Preparing for Back-to-School During a Pandemic
By Stephanie Hewitt with Learning Pathways, 07/30/2020

Whether your child is starting school with distance learning or in-person, school looks different this year. Here are some tips for preparing your child and family for the start of school.

General Tips

  1. Start prioritizing a reasonable bedtime and wake time. Many families relax rules around bedtime during the summer. It is important that students get a healthy amount of sleep when school starts so they’re ready to learn. Gradually move back bedtime and wake time toward the times your family will need to stick to when school starts.

  2. Have a positive attitude. Children look to the adults in their lives as cues for their own reactions. Monitor your own reactions about the school-year starting and reassure your children that school will be okay, no matter how it looks this year. Avoid having negative or criticizing discussions about school in front of your children.

  3. Give yourself some grace. School this year has never-before-seen challenges. Many parents must support their children’s learning at home while also working from home themselves. Do the best you can and remind yourself that you are doing your best to manage some challenging times.

  4. Incorporate social interaction when possible and safe. Children are going to have less social interactions than normal. Try to incorporate social interaction when feasible, whether in person with family or a select pod of families, or virtually.

  5. Monitor mental health and well-being. If your child seems excessively anxious or depressed or exhibits behavioral challenges that aren’t improving with time, get help from your child’s school by asking to speak with the counselor or psychologist, talk to your child’s pediatrician, or find a therapist or psychologist.


For Distance Learning

  1. Prepare your learning environment. Designate an area of the home for your child’s distance learning. Buy or gather the necessary school supplies and get organized. To get more buy-in from your child, allow them to personalize their learning space by decorating, choosing their favorite colors or patterns for school materials and supplies, or adding some stuffed animal friends for younger students.

  2. Maintain open communication with your child’s teacher. Once distance learning gets going, communicate any frustrations or questions directly with your child’s teacher. Remember they are also adapting and learning a whole new way of teaching, and they may not know if something is or isn’t working for your family.

  3. Create a visual schedule. Post a calendar or daily schedule to help facilitate independence and create a routine. Again, involve students in making it their own by using different colored markers, post-its, magnets, etc. For older students, check in with them at the beginning of the day and ask them to review their daily tasks or activities with you. Check in at the end of the school day as well to review how the day went. For younger students, check in before and after each task if possible.

  4. Use a timer or alarm clock. Set alarms for 10-minutes before any virtual learning lessons are going to start.

  5. Incorporate a behavior management system if needed. If your child is excited for school to start and is self-motivated, let them know how proud you are of their motivation and hard work. If your child is disinterested and struggles to engage in distance learning, consider using an incentive chart or system. For more information, see Motivating Your Child.  
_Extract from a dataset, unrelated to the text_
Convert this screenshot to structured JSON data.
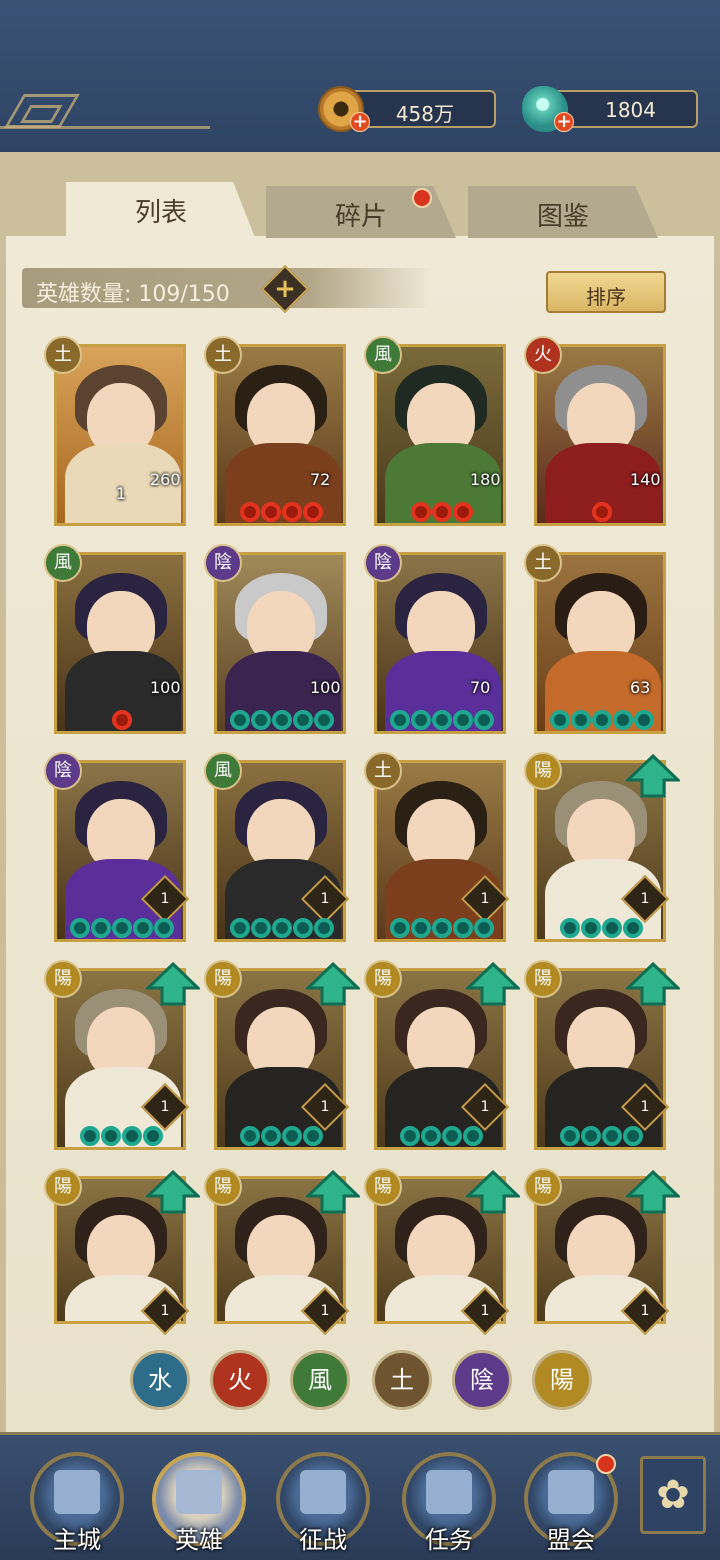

For In-Person Learning

  1. Review and practice any necessary health and hygiene practices, such as wearing a mask and washing hands. Check with your school to see what the requirements will be and inform your child ahead of time if they will be required to wear a mask for the duration of the school day. Allow them to choose the pattern or design on their masks.

  2. Discuss ahead of time how school might look different, such as social distancing, desks farther apart, everyone wearing masks, possibly eating lunch in the classroom, and no assemblies or whole-school gatherings.

  3. Get prepared and buy or gather all required materials. Schools likely won’t be able to provide universal supplies for a class to share. Let your child pick their own colors and designs. Label all materials.

  4. Set up a station at home where students wash their hands and disinfect any materials upon arrival.

  5. Develop a back-up plan if school were to close and switch to distance learning.


Even though school will certainly look different this year, with some preparation, organization, and positivity, students can have a successful school year and come out more resilient than ever.



Special thanks to the following educators for their input on this article: Shauna McClure, Valerie Richards, Cindy Jensen, Susan Chase, Heidi Burns, Katie Webb, and Pam Graves.



Center for Disease Control and Prevention. 2020, July 23. “Back to School Planning: Checklists to Guide Parents, Guardians, and Caregivers.”

Thompson, Courtney. 2020, July 27. “Your 2020 back-to-school checklist to protect against Covid-19.” CNN.

bottom of page